*What is expected*. Nothing should be left out: repeat all the data exactly.

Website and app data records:
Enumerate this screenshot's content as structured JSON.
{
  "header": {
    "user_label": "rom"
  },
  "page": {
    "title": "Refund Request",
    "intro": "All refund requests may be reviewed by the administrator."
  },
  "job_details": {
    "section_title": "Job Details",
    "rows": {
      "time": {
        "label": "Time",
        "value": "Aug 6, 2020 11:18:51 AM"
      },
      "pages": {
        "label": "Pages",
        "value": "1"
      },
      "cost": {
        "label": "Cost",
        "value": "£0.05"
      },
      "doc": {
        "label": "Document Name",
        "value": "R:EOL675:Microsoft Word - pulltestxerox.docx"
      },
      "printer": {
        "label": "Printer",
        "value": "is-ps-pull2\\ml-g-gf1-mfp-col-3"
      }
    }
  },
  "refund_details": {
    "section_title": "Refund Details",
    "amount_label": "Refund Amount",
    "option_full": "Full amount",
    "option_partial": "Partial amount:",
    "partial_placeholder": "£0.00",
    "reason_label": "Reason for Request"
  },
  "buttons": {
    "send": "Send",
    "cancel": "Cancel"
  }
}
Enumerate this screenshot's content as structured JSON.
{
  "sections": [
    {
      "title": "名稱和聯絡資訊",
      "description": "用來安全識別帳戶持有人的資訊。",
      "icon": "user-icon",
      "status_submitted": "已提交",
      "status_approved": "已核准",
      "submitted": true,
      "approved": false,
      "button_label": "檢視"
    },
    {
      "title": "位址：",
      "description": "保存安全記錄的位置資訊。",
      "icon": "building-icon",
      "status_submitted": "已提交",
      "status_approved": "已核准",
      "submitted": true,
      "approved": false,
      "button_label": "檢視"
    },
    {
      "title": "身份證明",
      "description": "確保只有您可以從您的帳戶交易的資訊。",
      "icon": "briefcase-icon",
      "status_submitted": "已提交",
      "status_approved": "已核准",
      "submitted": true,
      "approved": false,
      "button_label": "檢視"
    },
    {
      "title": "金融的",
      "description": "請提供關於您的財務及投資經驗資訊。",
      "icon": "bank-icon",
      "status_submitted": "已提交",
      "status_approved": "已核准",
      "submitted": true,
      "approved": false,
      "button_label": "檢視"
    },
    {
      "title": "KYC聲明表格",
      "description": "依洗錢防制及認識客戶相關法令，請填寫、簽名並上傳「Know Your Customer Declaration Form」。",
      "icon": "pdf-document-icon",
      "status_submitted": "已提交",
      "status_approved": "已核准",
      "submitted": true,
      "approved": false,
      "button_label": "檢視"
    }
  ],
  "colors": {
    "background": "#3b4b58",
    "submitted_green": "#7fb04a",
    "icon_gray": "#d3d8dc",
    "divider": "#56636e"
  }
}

*Task output*.
Enumerate this screenshot's content as structured JSON.
{
  "header": {
    "user_label": "rom"
  },
  "page": {
    "title": "Refund Request",
    "intro": "All refund requests may be reviewed by the administrator."
  },
  "job_details": {
    "section_title": "Job Details",
    "rows": {
      "time": {
        "label": "Time",
        "value": "Aug 6, 2020 11:18:51 AM"
      },
      "pages": {
        "label": "Pages",
        "value": "1"
      },
      "cost": {
        "label": "Cost",
        "value": "£0.05"
      },
      "doc": {
        "label": "Document Name",
        "value": "R:EOL675:Microsoft Word - pulltestxerox.docx"
      },
      "printer": {
        "label": "Printer",
        "value": "is-ps-pull2\\ml-g-gf1-mfp-col-3"
      }
    }
  },
  "refund_details": {
    "section_title": "Refund Details",
    "amount_label": "Refund Amount",
    "option_full": "Full amount",
    "option_partial": "Partial amount:",
    "partial_placeholder": "£0.00",
    "reason_label": "Reason for Request"
  },
  "buttons": {
    "send": "Send",
    "cancel": "Cancel"
  }
}
Enumerate this screenshot's content as structured JSON.
{
  "sections": [
    {
      "title": "名稱和聯絡資訊",
      "description": "用來安全識別帳戶持有人的資訊。",
      "icon": "user-icon",
      "status_submitted": "已提交",
      "status_approved": "已核准",
      "submitted": true,
      "approved": false,
      "button_label": "檢視"
    },
    {
      "title": "位址：",
      "description": "保存安全記錄的位置資訊。",
      "icon": "building-icon",
      "status_submitted": "已提交",
      "status_approved": "已核准",
      "submitted": true,
      "approved": false,
      "button_label": "檢視"
    },
    {
      "title": "身份證明",
      "description": "確保只有您可以從您的帳戶交易的資訊。",
      "icon": "briefcase-icon",
      "status_submitted": "已提交",
      "status_approved": "已核准",
      "submitted": true,
      "approved": false,
      "button_label": "檢視"
    },
    {
      "title": "金融的",
      "description": "請提供關於您的財務及投資經驗資訊。",
      "icon": "bank-icon",
      "status_submitted": "已提交",
      "status_approved": "已核准",
      "submitted": true,
      "approved": false,
      "button_label": "檢視"
    },
    {
      "title": "KYC聲明表格",
      "description": "依洗錢防制及認識客戶相關法令，請填寫、簽名並上傳「Know Your Customer Declaration Form」。",
      "icon": "pdf-document-icon",
      "status_submitted": "已提交",
      "status_approved": "已核准",
      "submitted": true,
      "approved": false,
      "button_label": "檢視"
    }
  ],
  "colors": {
    "background": "#3b4b58",
    "submitted_green": "#7fb04a",
    "icon_gray": "#d3d8dc",
    "divider": "#56636e"
  }
}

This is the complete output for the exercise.